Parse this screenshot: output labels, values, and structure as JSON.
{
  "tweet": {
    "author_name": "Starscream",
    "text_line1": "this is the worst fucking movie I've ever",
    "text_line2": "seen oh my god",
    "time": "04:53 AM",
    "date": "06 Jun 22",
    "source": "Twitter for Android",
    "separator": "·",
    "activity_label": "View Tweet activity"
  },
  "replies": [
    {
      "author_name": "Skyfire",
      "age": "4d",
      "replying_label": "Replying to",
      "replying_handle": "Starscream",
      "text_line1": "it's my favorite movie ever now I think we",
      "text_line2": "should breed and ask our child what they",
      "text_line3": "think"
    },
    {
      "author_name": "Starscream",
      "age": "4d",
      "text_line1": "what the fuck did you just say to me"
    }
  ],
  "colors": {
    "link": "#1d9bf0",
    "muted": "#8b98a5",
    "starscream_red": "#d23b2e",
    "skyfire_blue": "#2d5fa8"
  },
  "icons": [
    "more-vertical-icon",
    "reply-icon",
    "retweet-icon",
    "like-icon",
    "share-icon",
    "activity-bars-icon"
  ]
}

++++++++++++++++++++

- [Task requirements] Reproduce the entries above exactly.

- [Result of this exercise]
Parse this screenshot: output labels, values, and structure as JSON.
{
  "tweet": {
    "author_name": "Starscream",
    "text_line1": "this is the worst fucking movie I've ever",
    "text_line2": "seen oh my god",
    "time": "04:53 AM",
    "date": "06 Jun 22",
    "source": "Twitter for Android",
    "separator": "·",
    "activity_label": "View Tweet activity"
  },
  "replies": [
    {
      "author_name": "Skyfire",
      "age": "4d",
      "replying_label": "Replying to",
      "replying_handle": "Starscream",
      "text_line1": "it's my favorite movie ever now I think we",
      "text_line2": "should breed and ask our child what they",
      "text_line3": "think"
    },
    {
      "author_name": "Starscream",
      "age": "4d",
      "text_line1": "what the fuck did you just say to me"
    }
  ],
  "colors": {
    "link": "#1d9bf0",
    "muted": "#8b98a5",
    "starscream_red": "#d23b2e",
    "skyfire_blue": "#2d5fa8"
  },
  "icons": [
    "more-vertical-icon",
    "reply-icon",
    "retweet-icon",
    "like-icon",
    "share-icon",
    "activity-bars-icon"
  ]
}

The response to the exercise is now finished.